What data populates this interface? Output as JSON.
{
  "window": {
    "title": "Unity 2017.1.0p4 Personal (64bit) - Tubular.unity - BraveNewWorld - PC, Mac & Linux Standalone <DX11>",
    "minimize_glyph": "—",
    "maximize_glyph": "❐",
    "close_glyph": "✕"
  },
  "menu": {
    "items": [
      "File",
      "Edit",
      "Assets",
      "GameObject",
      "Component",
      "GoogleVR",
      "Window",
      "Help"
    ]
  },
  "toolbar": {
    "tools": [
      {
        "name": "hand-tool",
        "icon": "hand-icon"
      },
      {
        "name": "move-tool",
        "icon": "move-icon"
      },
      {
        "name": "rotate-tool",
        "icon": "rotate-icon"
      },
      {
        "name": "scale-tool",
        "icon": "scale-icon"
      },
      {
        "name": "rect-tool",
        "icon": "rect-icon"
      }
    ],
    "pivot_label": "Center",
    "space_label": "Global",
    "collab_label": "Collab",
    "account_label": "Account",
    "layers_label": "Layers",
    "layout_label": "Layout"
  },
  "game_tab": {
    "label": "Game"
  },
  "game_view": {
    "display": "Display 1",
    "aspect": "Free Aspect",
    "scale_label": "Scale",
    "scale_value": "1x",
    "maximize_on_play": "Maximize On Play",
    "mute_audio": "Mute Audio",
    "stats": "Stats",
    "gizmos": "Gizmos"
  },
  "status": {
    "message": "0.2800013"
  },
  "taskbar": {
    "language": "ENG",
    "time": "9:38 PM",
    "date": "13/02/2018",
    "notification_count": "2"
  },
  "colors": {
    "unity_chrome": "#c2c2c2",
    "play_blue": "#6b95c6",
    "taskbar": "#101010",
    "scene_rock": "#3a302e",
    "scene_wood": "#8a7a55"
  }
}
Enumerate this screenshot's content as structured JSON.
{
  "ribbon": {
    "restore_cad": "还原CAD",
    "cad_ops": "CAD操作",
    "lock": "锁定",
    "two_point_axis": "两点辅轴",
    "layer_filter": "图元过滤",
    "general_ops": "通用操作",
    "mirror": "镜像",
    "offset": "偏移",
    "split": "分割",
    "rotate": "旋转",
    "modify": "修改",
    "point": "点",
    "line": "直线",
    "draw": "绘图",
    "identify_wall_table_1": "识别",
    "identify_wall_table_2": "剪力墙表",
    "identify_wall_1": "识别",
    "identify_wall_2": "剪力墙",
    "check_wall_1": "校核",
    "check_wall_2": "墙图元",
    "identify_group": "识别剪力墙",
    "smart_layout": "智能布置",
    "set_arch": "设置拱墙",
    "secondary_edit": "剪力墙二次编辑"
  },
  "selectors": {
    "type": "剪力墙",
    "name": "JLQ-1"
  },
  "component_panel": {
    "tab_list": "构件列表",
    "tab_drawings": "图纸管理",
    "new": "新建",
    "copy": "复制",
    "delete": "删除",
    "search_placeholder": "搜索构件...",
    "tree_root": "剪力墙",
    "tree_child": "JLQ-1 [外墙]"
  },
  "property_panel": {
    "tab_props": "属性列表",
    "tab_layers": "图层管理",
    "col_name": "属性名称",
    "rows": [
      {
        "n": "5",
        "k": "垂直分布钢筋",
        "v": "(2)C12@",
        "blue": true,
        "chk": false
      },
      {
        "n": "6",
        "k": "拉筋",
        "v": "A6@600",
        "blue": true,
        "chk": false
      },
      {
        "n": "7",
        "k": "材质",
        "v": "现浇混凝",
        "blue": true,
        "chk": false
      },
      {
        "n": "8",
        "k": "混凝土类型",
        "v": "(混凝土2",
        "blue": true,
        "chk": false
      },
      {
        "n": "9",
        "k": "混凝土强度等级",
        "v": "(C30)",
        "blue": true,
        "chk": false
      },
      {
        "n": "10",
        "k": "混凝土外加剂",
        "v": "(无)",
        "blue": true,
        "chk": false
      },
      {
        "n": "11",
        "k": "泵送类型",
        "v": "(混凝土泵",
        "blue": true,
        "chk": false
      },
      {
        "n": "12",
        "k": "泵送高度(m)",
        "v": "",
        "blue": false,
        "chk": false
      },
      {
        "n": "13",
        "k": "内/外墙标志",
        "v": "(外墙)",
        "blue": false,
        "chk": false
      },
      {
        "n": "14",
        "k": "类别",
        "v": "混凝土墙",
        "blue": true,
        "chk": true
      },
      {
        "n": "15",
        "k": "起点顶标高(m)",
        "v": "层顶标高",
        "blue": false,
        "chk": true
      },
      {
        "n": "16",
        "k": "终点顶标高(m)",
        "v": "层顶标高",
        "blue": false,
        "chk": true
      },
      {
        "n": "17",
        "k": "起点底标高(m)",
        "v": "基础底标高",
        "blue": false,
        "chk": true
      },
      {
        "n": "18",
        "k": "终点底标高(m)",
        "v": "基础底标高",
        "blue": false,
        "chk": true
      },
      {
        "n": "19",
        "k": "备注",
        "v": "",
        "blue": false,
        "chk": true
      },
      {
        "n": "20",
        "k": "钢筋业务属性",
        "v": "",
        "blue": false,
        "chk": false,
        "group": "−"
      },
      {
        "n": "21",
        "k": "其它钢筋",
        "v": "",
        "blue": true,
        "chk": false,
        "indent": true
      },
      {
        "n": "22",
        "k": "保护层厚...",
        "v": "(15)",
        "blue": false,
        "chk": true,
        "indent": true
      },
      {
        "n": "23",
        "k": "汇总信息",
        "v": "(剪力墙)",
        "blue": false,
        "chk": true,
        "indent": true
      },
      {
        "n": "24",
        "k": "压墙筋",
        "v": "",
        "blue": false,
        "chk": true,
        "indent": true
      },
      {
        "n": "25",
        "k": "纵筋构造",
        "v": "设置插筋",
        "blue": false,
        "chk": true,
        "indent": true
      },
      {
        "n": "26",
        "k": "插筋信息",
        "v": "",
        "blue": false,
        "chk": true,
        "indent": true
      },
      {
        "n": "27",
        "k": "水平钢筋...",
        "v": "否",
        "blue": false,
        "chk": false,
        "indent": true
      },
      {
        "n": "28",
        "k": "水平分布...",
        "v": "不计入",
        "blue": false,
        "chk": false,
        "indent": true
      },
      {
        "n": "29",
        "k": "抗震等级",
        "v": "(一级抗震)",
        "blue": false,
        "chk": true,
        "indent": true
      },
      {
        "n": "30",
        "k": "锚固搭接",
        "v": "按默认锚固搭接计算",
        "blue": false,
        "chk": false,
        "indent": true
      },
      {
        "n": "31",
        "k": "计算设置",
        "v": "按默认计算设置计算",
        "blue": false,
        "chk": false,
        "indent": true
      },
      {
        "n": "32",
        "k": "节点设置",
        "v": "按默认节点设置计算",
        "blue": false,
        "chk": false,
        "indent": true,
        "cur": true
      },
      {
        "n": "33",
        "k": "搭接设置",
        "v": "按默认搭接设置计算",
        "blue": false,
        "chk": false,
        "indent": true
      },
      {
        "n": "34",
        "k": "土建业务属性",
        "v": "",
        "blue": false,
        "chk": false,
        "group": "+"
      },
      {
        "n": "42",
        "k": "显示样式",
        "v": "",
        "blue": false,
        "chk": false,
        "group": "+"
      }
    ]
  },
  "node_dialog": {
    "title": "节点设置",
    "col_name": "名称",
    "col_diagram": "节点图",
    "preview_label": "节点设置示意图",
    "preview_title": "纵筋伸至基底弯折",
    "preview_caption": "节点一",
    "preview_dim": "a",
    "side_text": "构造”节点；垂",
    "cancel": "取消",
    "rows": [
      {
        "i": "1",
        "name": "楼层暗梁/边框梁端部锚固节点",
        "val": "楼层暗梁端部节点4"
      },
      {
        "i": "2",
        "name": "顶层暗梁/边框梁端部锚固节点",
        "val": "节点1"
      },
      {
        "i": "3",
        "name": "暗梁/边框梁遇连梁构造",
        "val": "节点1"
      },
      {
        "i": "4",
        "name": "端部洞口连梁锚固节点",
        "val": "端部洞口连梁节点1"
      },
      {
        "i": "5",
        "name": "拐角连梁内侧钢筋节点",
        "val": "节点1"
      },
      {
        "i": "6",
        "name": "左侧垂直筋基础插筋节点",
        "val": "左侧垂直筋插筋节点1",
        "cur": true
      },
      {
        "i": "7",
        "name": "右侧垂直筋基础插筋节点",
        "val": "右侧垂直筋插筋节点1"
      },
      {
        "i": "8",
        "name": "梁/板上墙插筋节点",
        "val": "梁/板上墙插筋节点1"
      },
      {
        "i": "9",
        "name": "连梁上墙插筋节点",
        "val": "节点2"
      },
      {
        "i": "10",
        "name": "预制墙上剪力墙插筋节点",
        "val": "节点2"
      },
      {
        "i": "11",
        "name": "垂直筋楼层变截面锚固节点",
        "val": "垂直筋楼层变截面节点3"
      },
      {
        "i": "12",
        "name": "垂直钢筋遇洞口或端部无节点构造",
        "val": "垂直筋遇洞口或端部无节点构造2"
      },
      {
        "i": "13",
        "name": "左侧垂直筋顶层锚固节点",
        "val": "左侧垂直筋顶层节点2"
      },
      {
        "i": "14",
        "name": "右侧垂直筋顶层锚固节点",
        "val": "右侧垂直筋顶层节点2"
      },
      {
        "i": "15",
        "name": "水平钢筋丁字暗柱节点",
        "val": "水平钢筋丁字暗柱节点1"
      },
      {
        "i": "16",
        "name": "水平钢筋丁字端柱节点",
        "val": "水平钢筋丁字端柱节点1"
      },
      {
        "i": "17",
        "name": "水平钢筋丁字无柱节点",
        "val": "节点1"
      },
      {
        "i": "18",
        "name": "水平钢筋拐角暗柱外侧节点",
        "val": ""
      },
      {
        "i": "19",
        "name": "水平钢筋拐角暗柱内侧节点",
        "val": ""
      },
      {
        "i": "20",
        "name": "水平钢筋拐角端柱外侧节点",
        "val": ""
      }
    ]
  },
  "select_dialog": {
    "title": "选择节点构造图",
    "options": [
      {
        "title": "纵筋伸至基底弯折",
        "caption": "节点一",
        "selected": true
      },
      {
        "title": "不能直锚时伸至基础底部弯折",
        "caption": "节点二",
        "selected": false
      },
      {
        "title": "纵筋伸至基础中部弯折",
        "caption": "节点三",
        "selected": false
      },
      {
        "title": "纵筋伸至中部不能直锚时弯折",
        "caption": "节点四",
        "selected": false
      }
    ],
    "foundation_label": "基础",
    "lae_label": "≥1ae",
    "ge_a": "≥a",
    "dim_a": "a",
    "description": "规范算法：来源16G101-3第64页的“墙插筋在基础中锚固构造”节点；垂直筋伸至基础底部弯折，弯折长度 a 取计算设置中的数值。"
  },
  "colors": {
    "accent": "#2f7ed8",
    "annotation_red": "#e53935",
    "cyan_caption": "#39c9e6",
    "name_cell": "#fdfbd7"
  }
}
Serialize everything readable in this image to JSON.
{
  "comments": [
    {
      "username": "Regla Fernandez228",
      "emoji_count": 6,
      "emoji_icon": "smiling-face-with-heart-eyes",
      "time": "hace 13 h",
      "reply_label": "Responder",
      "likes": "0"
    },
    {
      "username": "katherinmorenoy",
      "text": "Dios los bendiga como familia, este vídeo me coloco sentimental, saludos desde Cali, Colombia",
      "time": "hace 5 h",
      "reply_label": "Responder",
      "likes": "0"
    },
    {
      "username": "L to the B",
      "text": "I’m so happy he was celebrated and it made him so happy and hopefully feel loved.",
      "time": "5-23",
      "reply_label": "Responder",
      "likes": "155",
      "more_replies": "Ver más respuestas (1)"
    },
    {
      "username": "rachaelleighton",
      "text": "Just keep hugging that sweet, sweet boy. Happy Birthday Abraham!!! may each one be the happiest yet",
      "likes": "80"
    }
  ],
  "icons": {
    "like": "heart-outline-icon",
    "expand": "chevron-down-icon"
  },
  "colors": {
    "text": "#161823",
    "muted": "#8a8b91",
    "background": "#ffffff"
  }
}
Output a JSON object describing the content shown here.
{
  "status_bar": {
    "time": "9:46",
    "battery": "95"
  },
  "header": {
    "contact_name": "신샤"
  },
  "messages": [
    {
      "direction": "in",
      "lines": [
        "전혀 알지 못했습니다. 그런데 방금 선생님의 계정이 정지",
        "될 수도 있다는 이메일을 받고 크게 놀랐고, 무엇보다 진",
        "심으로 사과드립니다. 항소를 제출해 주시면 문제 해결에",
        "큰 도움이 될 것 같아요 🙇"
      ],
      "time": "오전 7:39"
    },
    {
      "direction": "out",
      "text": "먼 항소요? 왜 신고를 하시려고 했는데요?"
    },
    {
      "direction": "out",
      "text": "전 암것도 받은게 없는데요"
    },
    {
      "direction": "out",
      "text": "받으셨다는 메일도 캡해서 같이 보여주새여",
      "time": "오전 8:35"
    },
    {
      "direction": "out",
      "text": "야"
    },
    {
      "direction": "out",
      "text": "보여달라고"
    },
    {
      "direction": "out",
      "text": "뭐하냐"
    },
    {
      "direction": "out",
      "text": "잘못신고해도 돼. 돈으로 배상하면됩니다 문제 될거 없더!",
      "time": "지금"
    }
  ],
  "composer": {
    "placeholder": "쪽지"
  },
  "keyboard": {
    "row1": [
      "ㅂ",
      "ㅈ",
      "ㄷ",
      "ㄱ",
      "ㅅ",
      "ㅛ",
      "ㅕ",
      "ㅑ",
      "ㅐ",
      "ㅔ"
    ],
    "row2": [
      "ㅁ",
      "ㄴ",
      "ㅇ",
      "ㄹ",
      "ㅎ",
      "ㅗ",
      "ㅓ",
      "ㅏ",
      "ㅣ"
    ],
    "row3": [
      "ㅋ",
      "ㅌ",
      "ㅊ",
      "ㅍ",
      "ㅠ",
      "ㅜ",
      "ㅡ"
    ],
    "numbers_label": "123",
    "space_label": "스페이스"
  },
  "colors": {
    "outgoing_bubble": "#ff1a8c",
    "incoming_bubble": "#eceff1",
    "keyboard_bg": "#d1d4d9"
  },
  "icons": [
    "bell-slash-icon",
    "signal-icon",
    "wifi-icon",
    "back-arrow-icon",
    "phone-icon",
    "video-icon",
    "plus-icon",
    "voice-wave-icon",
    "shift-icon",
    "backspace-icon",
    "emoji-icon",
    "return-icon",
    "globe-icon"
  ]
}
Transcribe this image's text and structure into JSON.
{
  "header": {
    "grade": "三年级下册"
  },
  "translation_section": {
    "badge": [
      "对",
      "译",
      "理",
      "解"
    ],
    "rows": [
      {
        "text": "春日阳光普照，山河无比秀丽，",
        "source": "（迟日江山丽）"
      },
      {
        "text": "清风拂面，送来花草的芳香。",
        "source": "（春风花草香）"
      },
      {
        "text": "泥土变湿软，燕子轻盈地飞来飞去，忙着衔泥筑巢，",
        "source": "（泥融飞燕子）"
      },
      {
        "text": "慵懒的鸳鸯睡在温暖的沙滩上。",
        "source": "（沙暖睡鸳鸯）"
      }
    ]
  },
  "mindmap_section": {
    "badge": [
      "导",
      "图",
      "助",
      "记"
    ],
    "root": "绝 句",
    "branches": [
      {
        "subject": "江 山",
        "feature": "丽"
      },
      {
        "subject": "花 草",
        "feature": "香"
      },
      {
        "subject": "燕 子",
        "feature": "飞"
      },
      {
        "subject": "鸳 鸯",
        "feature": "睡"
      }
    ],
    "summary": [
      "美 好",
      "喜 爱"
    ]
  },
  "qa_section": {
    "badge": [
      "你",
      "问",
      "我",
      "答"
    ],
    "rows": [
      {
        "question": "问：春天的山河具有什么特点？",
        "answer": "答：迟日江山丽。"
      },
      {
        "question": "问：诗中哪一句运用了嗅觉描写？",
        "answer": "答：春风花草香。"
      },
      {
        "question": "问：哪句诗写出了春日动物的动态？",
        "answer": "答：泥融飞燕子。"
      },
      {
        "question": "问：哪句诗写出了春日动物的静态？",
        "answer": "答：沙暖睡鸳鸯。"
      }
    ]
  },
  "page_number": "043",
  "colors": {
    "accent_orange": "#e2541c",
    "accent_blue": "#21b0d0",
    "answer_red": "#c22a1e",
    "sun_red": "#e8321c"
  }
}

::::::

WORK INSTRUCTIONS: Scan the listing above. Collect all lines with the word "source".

RESULT OF THIS EXERCISE:
        "source": "（迟日江山丽）"
        "source": "（春风花草香）"
        "source": "（泥融飞燕子）"
        "source": "（沙暖睡鸳鸯）"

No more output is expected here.